'Don't Repeat The Mistakes Of Memorial Day Weekend': Public Health Expert Warns Against Rise In Arizona's COVID-19 Cases
MARK BRODIE: As we head into a three-day weekend, public health experts are worried Arizona could see another spike in COVID-19, similar to what we saw following Memorial Day celebrations. More businesses, including bars, have been able to open in some capacity. Statewide testing has been on the decline. And 10 of 5 counties now meet the benchmarks to welcome students back to classrooms. To talk more about what could come next, I spoke earlier with Dr. Shad Marvasti, director of public health and prevention at the University of Arizona College of Medicine, Phoenix. And we started with the news this week that Maricopa, Pima and other Arizona counties now meet the benchmarks for schools to start hybrid instruction in what he'd like to see as schools start in-person classes.
SHAD MARVASTI: Yes. Well, what I'd like to see is everyone paying very close attention to all the guidelines. When you look at the roadmap to reopen schools, we're in the yellow zone — minimal to moderate spread — so that opens up for hybrid education. So that means we have to continue to do symptom screening, physical distancing, masks, cohorting, avoiding field trips and large gatherings. I'd also like to see more extensive testing available and done for school officials, teachers and anyone coming into contact with the students, as well as some of the students and families. I think the testing is going to be critical in order to ensure minimizing the spread and identifying and isolating cases as they come up. And so that's the one ingredient that I think we're missing, which may become problematic.
BRODIE: Do you think that it's up to the schools themselves to be administering the testing?
MARVASTI: I think it should be part of a comprehensive testing strategy, which should be rolled out in collaboration with local and state public health officials and the school board in cooperation with parents and families. But I think it's something that we need to develop and mandate. So it shouldn't be something that the schools have to decide and figure out funding-wise or logistically just by themselves.
BRODIE: So we're obviously heading into a long holiday weekend with Labor Day on Monday. I'm curious about your level of concern about what we might see in the weeks following this as as the numbers from the Labor Day weekend start to trickle out?

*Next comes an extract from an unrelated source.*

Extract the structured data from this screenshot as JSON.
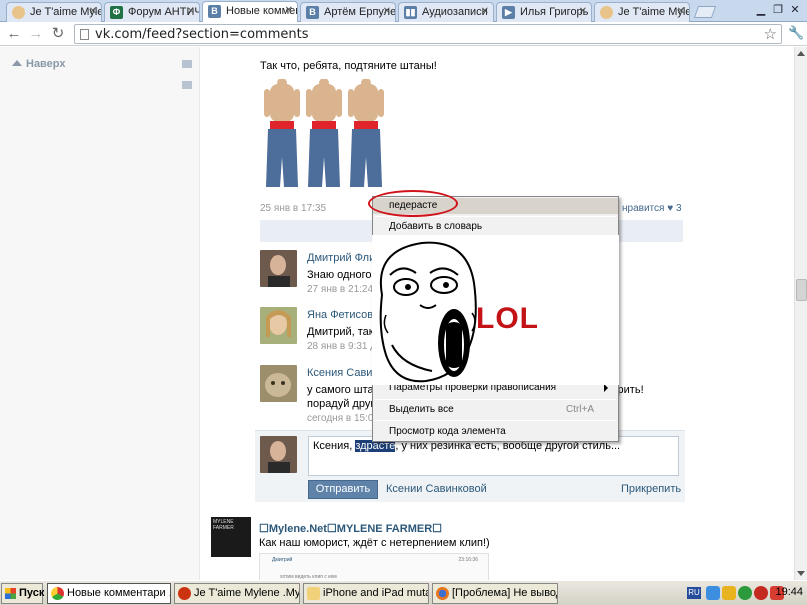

MARVASTI: My concern is that we don't repeat the mistakes of Memorial Day weekend. The good things we have going for us in comparison to Memorial Day weekend, where we completely opened everything a couple of weeks before that, folks basically acted as if we weren't in a pandemic, no masks were worn. Now we have masks worn by, at least on paper, 85% or more of localities. And we have a, I guess a little bit more, hopefully, wisdom from the experience of this summer, which was very challenging and difficult, not only in terms of the heat, but in terms of the pandemic. So my hope is that people are more wise in their choices in terms of gatherings. But the concern is that people feel that since the numbers have improved so dramatically that it's OK to let loose, that it's OK to go into large gatherings without masks, and we're not going to take the caution that we need to take. And that will result, again, two to three weeks down the line, we will see the impact of that. And hopefully, hopefully that won't happen.
BRODIE: Well, assuming that people and businesses follow the guidelines that are in place, do you get the sense that the guidelines that are in place are what they need to be and are sufficient to not see another rise in cases and hospitalizations and positivity and all that?
MARVASTI: I think the guidelines appear to be well-written on paper, with some exceptions. I think the issue here is that we have too many things opening up at once again. Even though the benchmarks are being met, if you look at it within the last week and the next week coming, we could see — not only we've seen movie theaters, gyms and other high-risk businesses, but we're also seeing schools opening, the universities are opening. And we're seeing Tempe now, in the ZIP code there, has the highest increase with 40% increase in terms of COVID-19 infections with the university being open. My concern is that too many things are being open at the same time. And we also don't have enough testing available. And we're not doing a comprehensive testing strategy where we are looking at essential workers, public facing workers. I know that some of the universities are doing more testing, which is great, but that's not being done on a community level. And so when you have all these variables, again, up in the air, we're definitely going to see an increase in cases. But my concern is we're not looking at it holistically. And, you know, taking stock in terms of what's open and what's closed and what we may have to do is prioritize down the line if things get out of hand again. We may have to decide to close some things to keep schools open. And we have to make those types of decisions, unfortunately.
BRODIE: So obviously, you know, we've talked about what happened after Memorial Day. And we saw photos both from here in the Phoenix area and across the country of people clearly not social distancing, not wearing masks, things like that. How confident are you that we won't see those kinds of images this holiday weekend?
MARVASTI: I think, unfortunately, we probably will see some of those images. But I'm hopeful that we're going to see less because more people have been touched by the coronavirus, either directly or indirectly. And the news has done a great job of covering the facts and showing the personal stories and tragedies of individuals and families in Arizona. So I hope people are starting to take it more seriously than they did a few months ago.
BRODIE: Dr. Shad Marvasti is director of public health and prevention at the University of Arizona College of Medicine, Phoenix.